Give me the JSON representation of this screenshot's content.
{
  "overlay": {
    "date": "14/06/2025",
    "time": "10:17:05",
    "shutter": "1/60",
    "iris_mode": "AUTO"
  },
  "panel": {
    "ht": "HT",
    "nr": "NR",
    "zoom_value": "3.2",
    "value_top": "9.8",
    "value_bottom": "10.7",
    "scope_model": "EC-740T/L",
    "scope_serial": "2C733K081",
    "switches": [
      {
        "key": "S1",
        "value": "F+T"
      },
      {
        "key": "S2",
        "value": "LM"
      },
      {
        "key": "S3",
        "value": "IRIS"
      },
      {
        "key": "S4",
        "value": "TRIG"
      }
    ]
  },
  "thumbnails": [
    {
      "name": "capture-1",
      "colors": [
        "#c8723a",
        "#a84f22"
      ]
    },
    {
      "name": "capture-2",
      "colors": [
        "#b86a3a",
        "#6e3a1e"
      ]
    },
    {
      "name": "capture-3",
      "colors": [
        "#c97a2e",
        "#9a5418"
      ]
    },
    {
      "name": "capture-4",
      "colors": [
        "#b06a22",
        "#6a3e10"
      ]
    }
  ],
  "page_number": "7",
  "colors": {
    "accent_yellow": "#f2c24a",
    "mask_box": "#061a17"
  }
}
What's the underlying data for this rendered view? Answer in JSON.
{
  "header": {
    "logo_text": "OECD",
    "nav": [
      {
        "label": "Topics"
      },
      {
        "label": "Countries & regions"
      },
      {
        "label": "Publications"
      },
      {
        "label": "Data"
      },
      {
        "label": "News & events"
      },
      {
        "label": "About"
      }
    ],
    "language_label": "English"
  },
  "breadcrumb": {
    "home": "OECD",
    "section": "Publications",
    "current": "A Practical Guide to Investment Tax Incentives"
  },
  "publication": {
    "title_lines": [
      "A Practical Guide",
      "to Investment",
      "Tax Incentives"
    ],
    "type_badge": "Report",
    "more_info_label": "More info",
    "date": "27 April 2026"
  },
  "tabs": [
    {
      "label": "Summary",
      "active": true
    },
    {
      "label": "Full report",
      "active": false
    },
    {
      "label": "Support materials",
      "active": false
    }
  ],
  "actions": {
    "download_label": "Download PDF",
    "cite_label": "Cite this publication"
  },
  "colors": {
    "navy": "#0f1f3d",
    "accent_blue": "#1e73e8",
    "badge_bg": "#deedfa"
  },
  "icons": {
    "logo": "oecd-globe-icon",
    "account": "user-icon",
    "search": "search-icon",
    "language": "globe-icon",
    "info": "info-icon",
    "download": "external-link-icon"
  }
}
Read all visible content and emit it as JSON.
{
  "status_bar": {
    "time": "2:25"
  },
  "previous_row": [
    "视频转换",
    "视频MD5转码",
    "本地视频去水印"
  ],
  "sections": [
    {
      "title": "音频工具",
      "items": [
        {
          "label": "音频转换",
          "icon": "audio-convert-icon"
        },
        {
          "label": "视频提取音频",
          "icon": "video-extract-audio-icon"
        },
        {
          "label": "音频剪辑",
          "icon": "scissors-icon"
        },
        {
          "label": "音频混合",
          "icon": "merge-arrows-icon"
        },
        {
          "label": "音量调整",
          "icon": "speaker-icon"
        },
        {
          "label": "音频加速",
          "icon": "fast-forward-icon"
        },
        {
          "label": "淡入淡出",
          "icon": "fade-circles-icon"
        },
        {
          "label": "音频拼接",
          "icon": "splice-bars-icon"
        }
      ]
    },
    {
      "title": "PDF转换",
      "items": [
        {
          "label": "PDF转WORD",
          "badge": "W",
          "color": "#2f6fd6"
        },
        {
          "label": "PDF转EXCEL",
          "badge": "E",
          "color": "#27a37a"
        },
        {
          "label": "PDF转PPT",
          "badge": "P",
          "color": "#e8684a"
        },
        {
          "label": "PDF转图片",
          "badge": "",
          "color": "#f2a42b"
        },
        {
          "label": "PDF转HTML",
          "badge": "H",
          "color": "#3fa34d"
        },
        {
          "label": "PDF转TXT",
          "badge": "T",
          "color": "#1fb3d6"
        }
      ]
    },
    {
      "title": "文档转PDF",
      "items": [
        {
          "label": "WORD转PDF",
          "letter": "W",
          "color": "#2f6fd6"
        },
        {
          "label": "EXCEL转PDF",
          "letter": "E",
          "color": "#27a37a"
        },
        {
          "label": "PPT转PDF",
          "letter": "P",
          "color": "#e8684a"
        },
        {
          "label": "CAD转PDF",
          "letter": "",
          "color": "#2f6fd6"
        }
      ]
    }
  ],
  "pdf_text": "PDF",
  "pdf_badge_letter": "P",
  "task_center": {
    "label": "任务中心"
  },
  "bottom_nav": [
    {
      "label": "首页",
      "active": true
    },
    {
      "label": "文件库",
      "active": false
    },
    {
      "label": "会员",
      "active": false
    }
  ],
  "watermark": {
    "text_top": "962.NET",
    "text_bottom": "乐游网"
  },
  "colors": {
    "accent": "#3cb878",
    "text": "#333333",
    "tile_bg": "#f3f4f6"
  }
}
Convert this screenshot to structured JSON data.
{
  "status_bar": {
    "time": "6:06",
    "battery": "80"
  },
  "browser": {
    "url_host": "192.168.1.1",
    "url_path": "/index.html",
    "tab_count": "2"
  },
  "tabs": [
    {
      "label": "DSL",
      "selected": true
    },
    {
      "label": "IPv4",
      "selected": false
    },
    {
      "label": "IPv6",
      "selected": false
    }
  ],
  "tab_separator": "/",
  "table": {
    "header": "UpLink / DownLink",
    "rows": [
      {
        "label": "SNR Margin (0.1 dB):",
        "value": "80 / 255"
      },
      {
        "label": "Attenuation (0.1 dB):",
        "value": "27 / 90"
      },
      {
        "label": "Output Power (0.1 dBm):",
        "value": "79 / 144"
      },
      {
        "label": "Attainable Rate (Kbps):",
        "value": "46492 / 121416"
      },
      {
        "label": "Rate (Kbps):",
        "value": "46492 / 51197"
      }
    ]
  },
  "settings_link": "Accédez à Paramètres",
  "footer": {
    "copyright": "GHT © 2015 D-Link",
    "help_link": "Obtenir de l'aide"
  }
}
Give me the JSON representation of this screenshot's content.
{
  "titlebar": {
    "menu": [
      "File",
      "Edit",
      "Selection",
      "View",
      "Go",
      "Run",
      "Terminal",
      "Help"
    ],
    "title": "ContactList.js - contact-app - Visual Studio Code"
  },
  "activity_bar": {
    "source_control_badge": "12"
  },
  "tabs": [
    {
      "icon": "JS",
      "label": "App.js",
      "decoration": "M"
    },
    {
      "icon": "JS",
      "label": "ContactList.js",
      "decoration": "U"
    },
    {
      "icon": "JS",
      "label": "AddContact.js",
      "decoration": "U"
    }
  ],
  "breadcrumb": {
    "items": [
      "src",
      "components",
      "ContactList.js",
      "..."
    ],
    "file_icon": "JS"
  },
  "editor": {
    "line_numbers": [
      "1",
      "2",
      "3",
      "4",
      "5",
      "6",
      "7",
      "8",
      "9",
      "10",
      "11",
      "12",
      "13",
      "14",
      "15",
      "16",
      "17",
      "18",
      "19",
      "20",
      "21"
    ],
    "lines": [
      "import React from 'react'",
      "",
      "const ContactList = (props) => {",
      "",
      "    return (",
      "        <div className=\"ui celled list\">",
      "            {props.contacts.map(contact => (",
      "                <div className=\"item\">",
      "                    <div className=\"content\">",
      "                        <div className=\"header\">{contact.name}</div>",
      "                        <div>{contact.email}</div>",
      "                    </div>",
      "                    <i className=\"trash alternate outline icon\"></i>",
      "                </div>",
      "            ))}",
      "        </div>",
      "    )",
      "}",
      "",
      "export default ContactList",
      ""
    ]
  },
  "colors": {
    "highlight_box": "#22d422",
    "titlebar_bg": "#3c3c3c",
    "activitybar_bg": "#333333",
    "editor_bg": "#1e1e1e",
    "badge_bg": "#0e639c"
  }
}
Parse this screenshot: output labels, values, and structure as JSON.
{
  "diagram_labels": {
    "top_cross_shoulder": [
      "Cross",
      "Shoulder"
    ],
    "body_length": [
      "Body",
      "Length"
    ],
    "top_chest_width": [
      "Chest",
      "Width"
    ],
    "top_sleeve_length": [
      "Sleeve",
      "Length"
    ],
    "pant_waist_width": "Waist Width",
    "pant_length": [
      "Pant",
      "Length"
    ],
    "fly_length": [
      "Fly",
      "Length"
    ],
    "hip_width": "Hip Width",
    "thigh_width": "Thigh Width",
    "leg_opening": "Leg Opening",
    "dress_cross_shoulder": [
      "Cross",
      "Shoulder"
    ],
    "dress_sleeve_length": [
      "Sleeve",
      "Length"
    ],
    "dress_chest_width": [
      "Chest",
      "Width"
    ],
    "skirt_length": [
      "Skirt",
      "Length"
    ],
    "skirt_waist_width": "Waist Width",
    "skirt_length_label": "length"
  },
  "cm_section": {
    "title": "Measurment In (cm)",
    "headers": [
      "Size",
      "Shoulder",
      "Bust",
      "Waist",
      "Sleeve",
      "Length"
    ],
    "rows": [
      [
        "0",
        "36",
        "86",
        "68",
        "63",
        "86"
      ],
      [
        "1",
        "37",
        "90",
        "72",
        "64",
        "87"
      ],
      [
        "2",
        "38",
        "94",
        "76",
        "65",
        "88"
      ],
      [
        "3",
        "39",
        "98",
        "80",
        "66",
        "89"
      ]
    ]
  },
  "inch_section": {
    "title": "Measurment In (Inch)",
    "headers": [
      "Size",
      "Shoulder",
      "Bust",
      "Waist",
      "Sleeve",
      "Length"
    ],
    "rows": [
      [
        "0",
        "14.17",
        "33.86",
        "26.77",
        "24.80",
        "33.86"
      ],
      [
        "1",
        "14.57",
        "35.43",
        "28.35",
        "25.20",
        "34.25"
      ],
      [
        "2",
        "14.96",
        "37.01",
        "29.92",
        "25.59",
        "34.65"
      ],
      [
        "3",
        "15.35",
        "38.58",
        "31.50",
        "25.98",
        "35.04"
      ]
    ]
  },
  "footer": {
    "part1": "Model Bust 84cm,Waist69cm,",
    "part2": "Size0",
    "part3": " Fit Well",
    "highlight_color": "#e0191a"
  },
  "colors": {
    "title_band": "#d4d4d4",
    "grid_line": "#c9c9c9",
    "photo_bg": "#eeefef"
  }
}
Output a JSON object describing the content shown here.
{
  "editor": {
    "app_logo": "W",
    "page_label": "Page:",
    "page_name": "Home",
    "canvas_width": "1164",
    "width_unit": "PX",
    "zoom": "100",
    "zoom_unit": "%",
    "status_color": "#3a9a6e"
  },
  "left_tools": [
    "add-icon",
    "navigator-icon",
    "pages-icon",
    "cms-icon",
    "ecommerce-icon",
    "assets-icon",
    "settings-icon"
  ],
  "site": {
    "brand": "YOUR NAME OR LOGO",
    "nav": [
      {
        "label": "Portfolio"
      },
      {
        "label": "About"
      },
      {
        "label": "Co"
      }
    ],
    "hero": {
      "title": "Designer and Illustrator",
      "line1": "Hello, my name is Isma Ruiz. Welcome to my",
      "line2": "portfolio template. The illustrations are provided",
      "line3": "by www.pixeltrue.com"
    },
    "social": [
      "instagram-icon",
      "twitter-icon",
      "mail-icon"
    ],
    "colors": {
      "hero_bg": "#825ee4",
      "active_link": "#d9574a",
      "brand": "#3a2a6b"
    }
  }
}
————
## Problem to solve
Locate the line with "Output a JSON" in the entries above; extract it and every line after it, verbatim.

## Task result
Output a JSON object describing the content shown here.
{
  "editor": {
    "app_logo": "W",
    "page_label": "Page:",
    "page_name": "Home",
    "canvas_width": "1164",
    "width_unit": "PX",
    "zoom": "100",
    "zoom_unit": "%",
    "status_color": "#3a9a6e"
  },
  "left_tools": [
    "add-icon",
    "navigator-icon",
    "pages-icon",
    "cms-icon",
    "ecommerce-icon",
    "assets-icon",
    "settings-icon"
  ],
  "site": {
    "brand": "YOUR NAME OR LOGO",
    "nav": [
      {
        "label": "Portfolio"
      },
      {
        "label": "About"
      },
      {
        "label": "Co"
      }
    ],
    "hero": {
      "title": "Designer and Illustrator",
      "line1": "Hello, my name is Isma Ruiz. Welcome to my",
      "line2": "portfolio template. The illustrations are provided",
      "line3": "by www.pixeltrue.com"
    },
    "social": [
      "instagram-icon",
      "twitter-icon",
      "mail-icon"
    ],
    "colors": {
      "hero_bg": "#825ee4",
      "active_link": "#d9574a",
      "brand": "#3a2a6b"
    }
  }
}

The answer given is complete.